◆ Work to be completed
Return a copy of every line in the data below that contains "Ingrese".

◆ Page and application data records
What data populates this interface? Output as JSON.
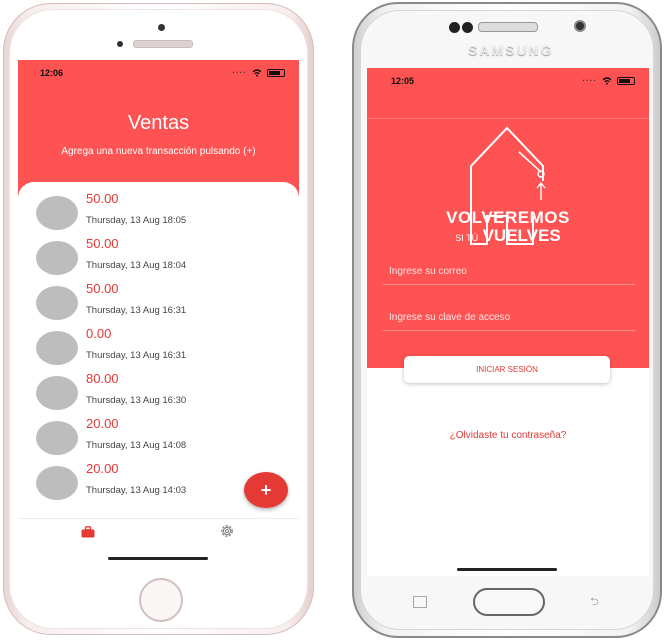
{
  "left_phone": {
    "status_time": "12:06",
    "title": "Ventas",
    "subtitle": "Agrega una nueva transacción pulsando (+)",
    "sales": [
      {
        "amount": "50.00",
        "date": "Thursday, 13 Aug 18:05"
      },
      {
        "amount": "50.00",
        "date": "Thursday, 13 Aug 18:04"
      },
      {
        "amount": "50.00",
        "date": "Thursday, 13 Aug 16:31"
      },
      {
        "amount": "0.00",
        "date": "Thursday, 13 Aug 16:31"
      },
      {
        "amount": "80.00",
        "date": "Thursday, 13 Aug 16:30"
      },
      {
        "amount": "20.00",
        "date": "Thursday, 13 Aug 14:08"
      },
      {
        "amount": "20.00",
        "date": "Thursday, 13 Aug 14:03"
      }
    ],
    "fab_label": "+",
    "tabs": [
      {
        "icon": "briefcase-icon",
        "active": true
      },
      {
        "icon": "gear-icon",
        "active": false
      }
    ]
  },
  "right_phone": {
    "brand": "SAMSUNG",
    "status_time": "12:05",
    "logo_line1": "VOLVEREMOS",
    "logo_line2_small": "SI TÚ",
    "logo_line2_big": "VUELVES",
    "email_placeholder": "Ingrese su correo",
    "password_placeholder": "Ingrese su clave de acceso",
    "login_label": "INICIAR SESIÓN",
    "forgot_label": "¿Olvidaste tu contraseña?"
  },
  "colors": {
    "primary": "#ff5252",
    "accent": "#e53935",
    "avatar": "#bdbdbd"
  }
}
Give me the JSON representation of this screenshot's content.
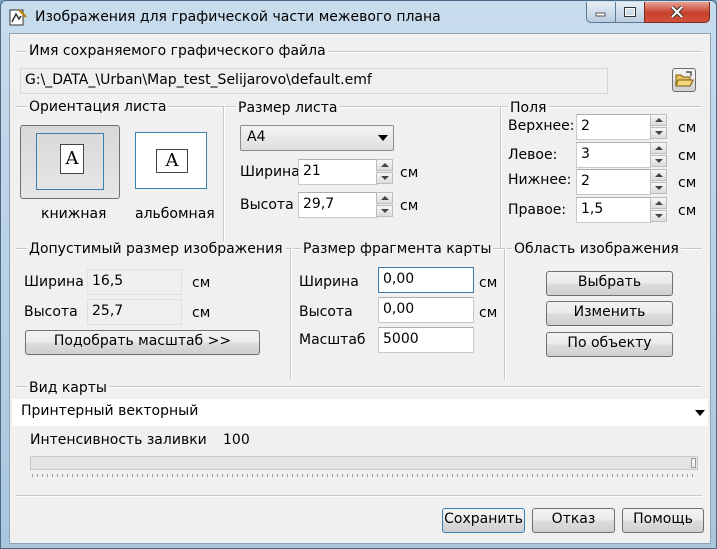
{
  "window": {
    "title": "Изображения для графической части межевого плана"
  },
  "file": {
    "label": "Имя сохраняемого графического файла",
    "path": "G:\\_DATA_\\Urban\\Map_test_Selijarovo\\default.emf"
  },
  "orientation": {
    "label": "Ориентация листа",
    "portrait_label": "книжная",
    "landscape_label": "альбомная",
    "glyph": "A"
  },
  "sheet_size": {
    "label": "Размер листа",
    "format": "A4",
    "width_label": "Ширина",
    "width_value": "21",
    "height_label": "Высота",
    "height_value": "29,7",
    "unit": "см"
  },
  "margins": {
    "label": "Поля",
    "top_label": "Верхнее:",
    "top_value": "2",
    "left_label": "Левое:",
    "left_value": "3",
    "bottom_label": "Нижнее:",
    "bottom_value": "2",
    "right_label": "Правое:",
    "right_value": "1,5",
    "unit": "см"
  },
  "allowed_size": {
    "label": "Допустимый размер изображения",
    "width_label": "Ширина",
    "width_value": "16,5",
    "height_label": "Высота",
    "height_value": "25,7",
    "unit": "см",
    "fit_button": "Подобрать масштаб >>"
  },
  "fragment": {
    "label": "Размер фрагмента карты",
    "width_label": "Ширина",
    "width_value": "0,00",
    "height_label": "Высота",
    "height_value": "0,00",
    "scale_label": "Масштаб",
    "scale_value": "5000",
    "unit": "см"
  },
  "area": {
    "label": "Область изображения",
    "select_button": "Выбрать",
    "change_button": "Изменить",
    "by_object_button": "По объекту"
  },
  "map_view": {
    "label": "Вид карты",
    "selected": "Принтерный векторный",
    "intensity_label": "Интенсивность заливки",
    "intensity_value": "100"
  },
  "footer": {
    "save": "Сохранить",
    "cancel": "Отказ",
    "help": "Помощь"
  }
}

◆ Answer section
    "email_placeholder": "Ingrese su correo",
    "password_placeholder": "Ingrese su clave de acceso",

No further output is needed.